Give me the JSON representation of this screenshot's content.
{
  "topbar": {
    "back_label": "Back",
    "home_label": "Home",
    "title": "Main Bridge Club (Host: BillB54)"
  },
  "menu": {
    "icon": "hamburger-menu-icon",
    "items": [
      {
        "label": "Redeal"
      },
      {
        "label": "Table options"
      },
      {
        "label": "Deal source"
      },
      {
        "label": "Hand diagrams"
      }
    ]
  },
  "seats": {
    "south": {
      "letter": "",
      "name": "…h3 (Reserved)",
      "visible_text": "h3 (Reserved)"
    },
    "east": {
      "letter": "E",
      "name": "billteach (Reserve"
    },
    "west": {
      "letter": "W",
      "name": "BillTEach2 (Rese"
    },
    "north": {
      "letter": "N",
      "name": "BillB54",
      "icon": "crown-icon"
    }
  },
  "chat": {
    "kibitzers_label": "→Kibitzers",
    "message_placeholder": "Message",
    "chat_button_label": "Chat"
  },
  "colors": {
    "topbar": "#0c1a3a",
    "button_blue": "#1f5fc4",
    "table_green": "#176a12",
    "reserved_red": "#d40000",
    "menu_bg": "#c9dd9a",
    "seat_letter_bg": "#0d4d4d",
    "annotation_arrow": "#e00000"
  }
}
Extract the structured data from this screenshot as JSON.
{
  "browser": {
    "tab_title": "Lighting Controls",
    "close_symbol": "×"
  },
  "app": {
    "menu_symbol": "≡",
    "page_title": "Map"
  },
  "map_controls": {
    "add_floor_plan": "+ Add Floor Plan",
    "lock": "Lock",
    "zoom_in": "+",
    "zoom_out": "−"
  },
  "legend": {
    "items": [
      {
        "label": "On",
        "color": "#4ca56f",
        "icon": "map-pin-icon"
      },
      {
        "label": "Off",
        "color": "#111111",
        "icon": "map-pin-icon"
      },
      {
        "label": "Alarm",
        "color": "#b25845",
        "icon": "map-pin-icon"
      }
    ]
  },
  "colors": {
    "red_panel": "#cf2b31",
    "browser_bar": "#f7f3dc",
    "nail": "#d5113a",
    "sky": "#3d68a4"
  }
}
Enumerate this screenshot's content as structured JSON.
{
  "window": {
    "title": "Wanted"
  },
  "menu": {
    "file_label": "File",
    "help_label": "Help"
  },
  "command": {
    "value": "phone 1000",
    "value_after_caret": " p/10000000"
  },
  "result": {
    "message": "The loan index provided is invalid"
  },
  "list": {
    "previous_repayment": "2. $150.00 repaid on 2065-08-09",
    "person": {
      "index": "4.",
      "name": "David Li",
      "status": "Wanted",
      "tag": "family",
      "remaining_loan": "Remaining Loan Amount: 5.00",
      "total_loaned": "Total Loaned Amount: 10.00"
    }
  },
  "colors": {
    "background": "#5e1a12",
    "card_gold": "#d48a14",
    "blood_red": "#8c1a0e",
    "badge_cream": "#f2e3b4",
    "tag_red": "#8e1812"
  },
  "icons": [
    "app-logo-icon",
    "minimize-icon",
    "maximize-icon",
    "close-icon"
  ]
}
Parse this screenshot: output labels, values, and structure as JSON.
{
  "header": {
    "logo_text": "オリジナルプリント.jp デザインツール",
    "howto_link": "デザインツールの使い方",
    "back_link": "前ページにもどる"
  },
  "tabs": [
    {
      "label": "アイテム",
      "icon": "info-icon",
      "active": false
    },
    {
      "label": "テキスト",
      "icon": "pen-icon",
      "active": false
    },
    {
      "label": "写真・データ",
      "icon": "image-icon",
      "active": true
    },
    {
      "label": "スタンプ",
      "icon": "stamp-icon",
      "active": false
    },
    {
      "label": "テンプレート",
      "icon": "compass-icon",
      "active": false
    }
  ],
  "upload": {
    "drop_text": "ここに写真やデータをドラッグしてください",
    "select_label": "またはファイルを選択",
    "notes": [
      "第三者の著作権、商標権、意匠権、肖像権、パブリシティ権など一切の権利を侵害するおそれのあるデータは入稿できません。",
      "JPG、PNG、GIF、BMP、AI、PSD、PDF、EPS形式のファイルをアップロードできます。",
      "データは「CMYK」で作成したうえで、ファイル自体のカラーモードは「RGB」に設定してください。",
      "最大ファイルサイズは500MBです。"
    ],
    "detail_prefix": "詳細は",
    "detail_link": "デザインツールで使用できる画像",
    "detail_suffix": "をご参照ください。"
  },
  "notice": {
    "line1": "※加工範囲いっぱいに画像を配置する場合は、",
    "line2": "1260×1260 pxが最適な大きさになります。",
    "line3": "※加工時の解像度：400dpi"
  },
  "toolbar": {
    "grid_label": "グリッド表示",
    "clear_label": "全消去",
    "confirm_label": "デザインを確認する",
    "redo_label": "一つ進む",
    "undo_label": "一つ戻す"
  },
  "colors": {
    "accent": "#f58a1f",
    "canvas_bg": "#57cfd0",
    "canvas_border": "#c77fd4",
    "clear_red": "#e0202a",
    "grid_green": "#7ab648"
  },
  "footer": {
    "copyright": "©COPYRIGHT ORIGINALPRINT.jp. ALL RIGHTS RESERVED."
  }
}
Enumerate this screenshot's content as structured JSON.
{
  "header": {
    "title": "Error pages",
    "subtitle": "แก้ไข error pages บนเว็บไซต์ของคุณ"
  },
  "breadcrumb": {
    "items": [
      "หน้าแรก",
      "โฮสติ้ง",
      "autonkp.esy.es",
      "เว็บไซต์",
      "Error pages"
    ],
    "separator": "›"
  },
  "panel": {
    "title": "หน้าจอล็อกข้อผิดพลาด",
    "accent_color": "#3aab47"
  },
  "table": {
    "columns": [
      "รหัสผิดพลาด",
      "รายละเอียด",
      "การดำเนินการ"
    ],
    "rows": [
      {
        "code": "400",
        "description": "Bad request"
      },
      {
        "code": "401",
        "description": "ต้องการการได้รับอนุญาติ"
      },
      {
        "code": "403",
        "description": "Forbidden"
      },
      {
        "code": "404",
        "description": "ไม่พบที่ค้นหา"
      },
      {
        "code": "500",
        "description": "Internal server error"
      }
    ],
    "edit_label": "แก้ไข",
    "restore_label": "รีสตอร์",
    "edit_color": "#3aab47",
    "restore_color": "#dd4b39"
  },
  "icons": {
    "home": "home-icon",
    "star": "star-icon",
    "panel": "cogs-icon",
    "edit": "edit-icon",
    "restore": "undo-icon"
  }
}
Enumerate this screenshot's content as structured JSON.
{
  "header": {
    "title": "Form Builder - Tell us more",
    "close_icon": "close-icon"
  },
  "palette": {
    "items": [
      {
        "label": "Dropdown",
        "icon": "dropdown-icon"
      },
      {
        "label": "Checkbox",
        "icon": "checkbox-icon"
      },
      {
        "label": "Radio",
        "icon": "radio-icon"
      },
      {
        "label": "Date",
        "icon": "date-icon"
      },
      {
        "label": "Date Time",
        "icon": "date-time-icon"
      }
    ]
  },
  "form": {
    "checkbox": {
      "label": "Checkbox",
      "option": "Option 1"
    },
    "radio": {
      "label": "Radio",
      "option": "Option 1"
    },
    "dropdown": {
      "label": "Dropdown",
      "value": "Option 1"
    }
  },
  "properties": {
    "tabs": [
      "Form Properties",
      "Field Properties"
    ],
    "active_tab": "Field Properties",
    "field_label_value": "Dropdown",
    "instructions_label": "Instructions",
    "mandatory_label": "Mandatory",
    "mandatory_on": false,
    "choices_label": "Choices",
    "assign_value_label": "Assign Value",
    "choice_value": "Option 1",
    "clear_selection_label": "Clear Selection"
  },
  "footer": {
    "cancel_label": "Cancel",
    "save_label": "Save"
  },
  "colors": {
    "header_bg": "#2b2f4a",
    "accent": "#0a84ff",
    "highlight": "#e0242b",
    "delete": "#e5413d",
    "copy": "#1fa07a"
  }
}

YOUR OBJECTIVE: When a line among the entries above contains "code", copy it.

FINISHED EXERCISE:
        "code": "400",
        "code": "401",
        "code": "403",
        "code": "404",
        "code": "500",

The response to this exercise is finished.